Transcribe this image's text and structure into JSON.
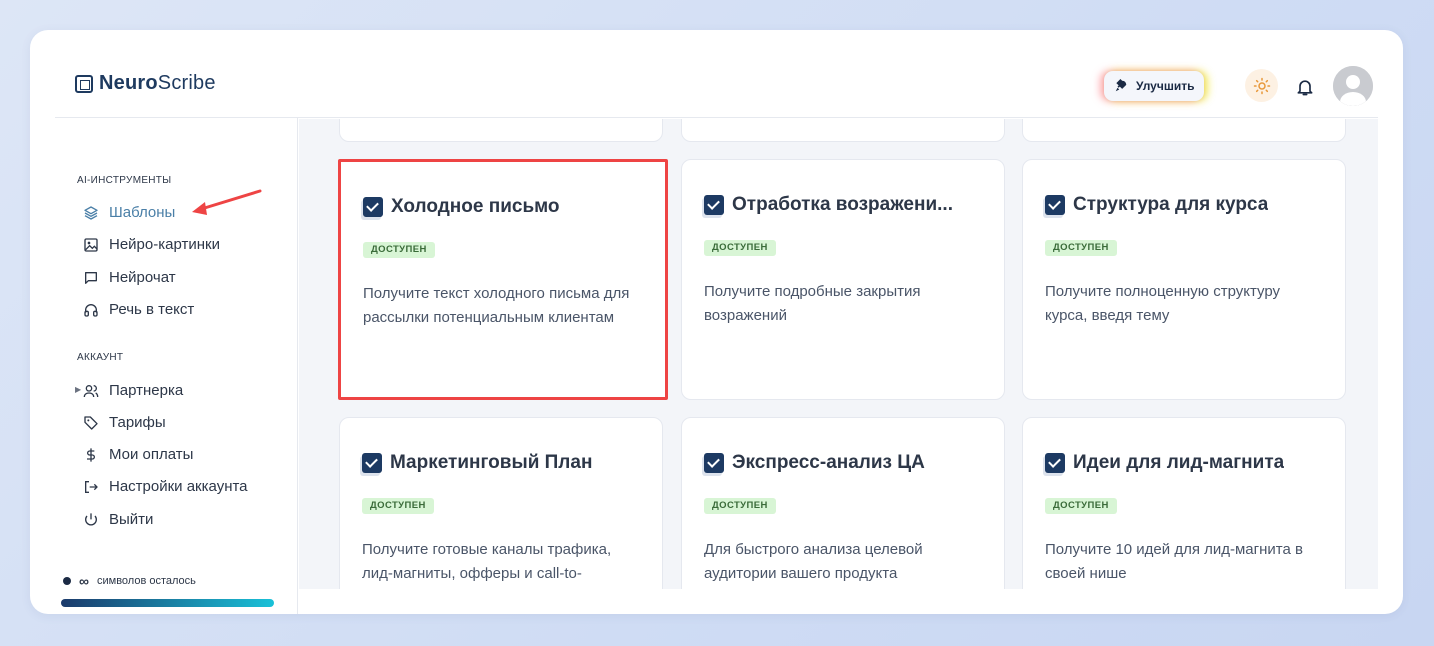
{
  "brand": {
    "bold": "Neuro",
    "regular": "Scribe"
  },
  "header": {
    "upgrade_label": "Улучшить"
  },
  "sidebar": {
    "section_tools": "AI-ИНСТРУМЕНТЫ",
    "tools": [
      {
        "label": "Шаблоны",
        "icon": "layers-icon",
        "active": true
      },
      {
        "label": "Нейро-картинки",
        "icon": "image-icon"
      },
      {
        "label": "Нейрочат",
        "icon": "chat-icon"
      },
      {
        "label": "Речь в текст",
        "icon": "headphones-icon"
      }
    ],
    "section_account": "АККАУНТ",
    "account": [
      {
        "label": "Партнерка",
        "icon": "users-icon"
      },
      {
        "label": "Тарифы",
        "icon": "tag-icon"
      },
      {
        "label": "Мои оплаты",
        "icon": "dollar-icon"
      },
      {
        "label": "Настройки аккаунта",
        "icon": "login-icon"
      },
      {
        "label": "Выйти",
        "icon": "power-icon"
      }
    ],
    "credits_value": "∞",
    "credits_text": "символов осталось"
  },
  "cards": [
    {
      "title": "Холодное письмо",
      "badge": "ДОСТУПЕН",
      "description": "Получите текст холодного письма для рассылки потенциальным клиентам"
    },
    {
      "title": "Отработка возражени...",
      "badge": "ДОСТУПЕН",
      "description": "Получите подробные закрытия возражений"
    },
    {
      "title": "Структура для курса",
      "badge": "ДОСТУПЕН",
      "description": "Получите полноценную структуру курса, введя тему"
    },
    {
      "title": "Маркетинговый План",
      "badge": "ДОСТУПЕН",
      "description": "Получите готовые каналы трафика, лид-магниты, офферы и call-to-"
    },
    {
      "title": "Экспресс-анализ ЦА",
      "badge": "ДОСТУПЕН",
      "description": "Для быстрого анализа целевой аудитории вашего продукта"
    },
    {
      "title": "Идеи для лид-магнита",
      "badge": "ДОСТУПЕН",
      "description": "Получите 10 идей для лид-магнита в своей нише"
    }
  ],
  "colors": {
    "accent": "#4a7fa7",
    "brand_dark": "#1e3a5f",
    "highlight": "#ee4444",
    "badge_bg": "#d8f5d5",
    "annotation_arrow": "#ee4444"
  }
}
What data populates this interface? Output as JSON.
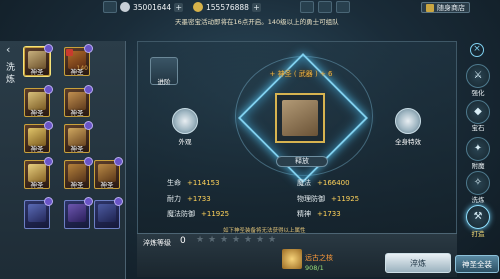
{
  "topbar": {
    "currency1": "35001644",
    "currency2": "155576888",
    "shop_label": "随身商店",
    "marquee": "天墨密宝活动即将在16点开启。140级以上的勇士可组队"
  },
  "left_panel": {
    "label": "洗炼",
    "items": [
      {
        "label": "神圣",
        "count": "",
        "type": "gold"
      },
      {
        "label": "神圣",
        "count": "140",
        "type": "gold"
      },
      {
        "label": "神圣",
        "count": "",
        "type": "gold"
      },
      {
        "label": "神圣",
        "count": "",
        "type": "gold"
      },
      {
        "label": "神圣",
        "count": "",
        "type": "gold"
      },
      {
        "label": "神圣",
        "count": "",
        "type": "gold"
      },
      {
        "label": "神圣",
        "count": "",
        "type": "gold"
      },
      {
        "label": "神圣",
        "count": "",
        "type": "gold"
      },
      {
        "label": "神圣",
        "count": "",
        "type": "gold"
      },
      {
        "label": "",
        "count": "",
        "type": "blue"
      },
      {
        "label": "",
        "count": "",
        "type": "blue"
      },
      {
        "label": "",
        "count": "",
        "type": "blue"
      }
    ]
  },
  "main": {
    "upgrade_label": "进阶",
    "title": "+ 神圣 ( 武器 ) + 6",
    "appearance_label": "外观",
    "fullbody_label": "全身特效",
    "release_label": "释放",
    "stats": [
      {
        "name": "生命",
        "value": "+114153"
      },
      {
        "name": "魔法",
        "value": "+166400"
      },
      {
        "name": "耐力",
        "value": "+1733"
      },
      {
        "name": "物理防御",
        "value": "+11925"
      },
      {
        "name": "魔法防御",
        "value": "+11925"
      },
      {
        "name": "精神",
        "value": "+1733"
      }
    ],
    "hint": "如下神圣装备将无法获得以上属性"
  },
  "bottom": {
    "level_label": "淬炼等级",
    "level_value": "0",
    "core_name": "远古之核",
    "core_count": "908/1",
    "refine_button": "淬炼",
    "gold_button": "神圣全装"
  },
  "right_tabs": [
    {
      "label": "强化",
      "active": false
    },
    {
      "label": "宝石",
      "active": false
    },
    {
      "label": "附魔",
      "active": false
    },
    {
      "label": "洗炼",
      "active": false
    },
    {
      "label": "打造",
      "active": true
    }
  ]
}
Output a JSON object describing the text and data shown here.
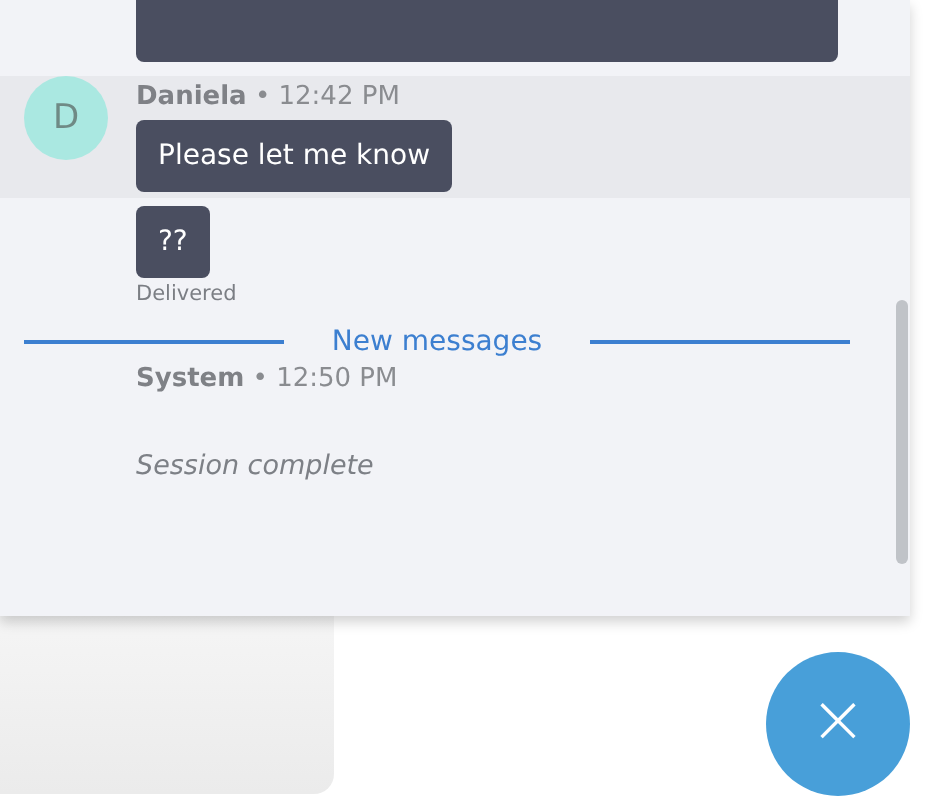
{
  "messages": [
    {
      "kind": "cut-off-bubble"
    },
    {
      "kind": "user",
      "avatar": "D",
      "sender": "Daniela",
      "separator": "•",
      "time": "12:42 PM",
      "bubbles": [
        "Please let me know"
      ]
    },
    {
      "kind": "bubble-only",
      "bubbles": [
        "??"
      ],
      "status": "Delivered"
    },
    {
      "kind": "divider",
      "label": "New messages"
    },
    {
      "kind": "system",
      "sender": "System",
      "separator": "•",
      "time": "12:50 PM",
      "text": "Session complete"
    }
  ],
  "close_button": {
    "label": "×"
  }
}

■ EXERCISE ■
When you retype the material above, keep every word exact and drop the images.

■ OUTPUT BELOW ■
Transcribe this image's text and structure into JSON.
{
  "brand": {
    "bold": "Neuro",
    "regular": "Scribe"
  },
  "header": {
    "upgrade_label": "Улучшить"
  },
  "sidebar": {
    "section_tools": "AI-ИНСТРУМЕНТЫ",
    "tools": [
      {
        "label": "Шаблоны",
        "icon": "layers-icon",
        "active": true
      },
      {
        "label": "Нейро-картинки",
        "icon": "image-icon"
      },
      {
        "label": "Нейрочат",
        "icon": "chat-icon"
      },
      {
        "label": "Речь в текст",
        "icon": "headphones-icon"
      }
    ],
    "section_account": "АККАУНТ",
    "account": [
      {
        "label": "Партнерка",
        "icon": "users-icon"
      },
      {
        "label": "Тарифы",
        "icon": "tag-icon"
      },
      {
        "label": "Мои оплаты",
        "icon": "dollar-icon"
      },
      {
        "label": "Настройки аккаунта",
        "icon": "login-icon"
      },
      {
        "label": "Выйти",
        "icon": "power-icon"
      }
    ],
    "credits_value": "∞",
    "credits_text": "символов осталось"
  },
  "cards": [
    {
      "title": "Холодное письмо",
      "badge": "ДОСТУПЕН",
      "description": "Получите текст холодного письма для рассылки потенциальным клиентам"
    },
    {
      "title": "Отработка возражени...",
      "badge": "ДОСТУПЕН",
      "description": "Получите подробные закрытия возражений"
    },
    {
      "title": "Структура для курса",
      "badge": "ДОСТУПЕН",
      "description": "Получите полноценную структуру курса, введя тему"
    },
    {
      "title": "Маркетинговый План",
      "badge": "ДОСТУПЕН",
      "description": "Получите готовые каналы трафика, лид-магниты, офферы и call-to-"
    },
    {
      "title": "Экспресс-анализ ЦА",
      "badge": "ДОСТУПЕН",
      "description": "Для быстрого анализа целевой аудитории вашего продукта"
    },
    {
      "title": "Идеи для лид-магнита",
      "badge": "ДОСТУПЕН",
      "description": "Получите 10 идей для лид-магнита в своей нише"
    }
  ],
  "colors": {
    "accent": "#4a7fa7",
    "brand_dark": "#1e3a5f",
    "highlight": "#ee4444",
    "badge_bg": "#d8f5d5",
    "annotation_arrow": "#ee4444"
  }
}
What data populates this interface? Output as JSON.
{
  "topbar": {
    "currency1": "35001644",
    "currency2": "155576888",
    "shop_label": "随身商店",
    "marquee": "天墨密宝活动即将在16点开启。140级以上的勇士可组队"
  },
  "left_panel": {
    "label": "洗炼",
    "items": [
      {
        "label": "神圣",
        "count": "",
        "type": "gold"
      },
      {
        "label": "神圣",
        "count": "140",
        "type": "gold"
      },
      {
        "label": "神圣",
        "count": "",
        "type": "gold"
      },
      {
        "label": "神圣",
        "count": "",
        "type": "gold"
      },
      {
        "label": "神圣",
        "count": "",
        "type": "gold"
      },
      {
        "label": "神圣",
        "count": "",
        "type": "gold"
      },
      {
        "label": "神圣",
        "count": "",
        "type": "gold"
      },
      {
        "label": "神圣",
        "count": "",
        "type": "gold"
      },
      {
        "label": "神圣",
        "count": "",
        "type": "gold"
      },
      {
        "label": "",
        "count": "",
        "type": "blue"
      },
      {
        "label": "",
        "count": "",
        "type": "blue"
      },
      {
        "label": "",
        "count": "",
        "type": "blue"
      }
    ]
  },
  "main": {
    "upgrade_label": "进阶",
    "title": "+ 神圣 ( 武器 ) + 6",
    "appearance_label": "外观",
    "fullbody_label": "全身特效",
    "release_label": "释放",
    "stats": [
      {
        "name": "生命",
        "value": "+114153"
      },
      {
        "name": "魔法",
        "value": "+166400"
      },
      {
        "name": "耐力",
        "value": "+1733"
      },
      {
        "name": "物理防御",
        "value": "+11925"
      },
      {
        "name": "魔法防御",
        "value": "+11925"
      },
      {
        "name": "精神",
        "value": "+1733"
      }
    ],
    "hint": "如下神圣装备将无法获得以上属性"
  },
  "bottom": {
    "level_label": "淬炼等级",
    "level_value": "0",
    "core_name": "远古之核",
    "core_count": "908/1",
    "refine_button": "淬炼",
    "gold_button": "神圣全装"
  },
  "right_tabs": [
    {
      "label": "强化",
      "active": false
    },
    {
      "label": "宝石",
      "active": false
    },
    {
      "label": "附魔",
      "active": false
    },
    {
      "label": "洗炼",
      "active": false
    },
    {
      "label": "打造",
      "active": true
    }
  ]
}
Output a JSON object describing the text and data shown here.
{
  "messages": [
    {
      "kind": "cut-off-bubble"
    },
    {
      "kind": "user",
      "avatar": "D",
      "sender": "Daniela",
      "separator": "•",
      "time": "12:42 PM",
      "bubbles": [
        "Please let me know"
      ]
    },
    {
      "kind": "bubble-only",
      "bubbles": [
        "??"
      ],
      "status": "Delivered"
    },
    {
      "kind": "divider",
      "label": "New messages"
    },
    {
      "kind": "system",
      "sender": "System",
      "separator": "•",
      "time": "12:50 PM",
      "text": "Session complete"
    }
  ],
  "close_button": {
    "label": "×"
  }
}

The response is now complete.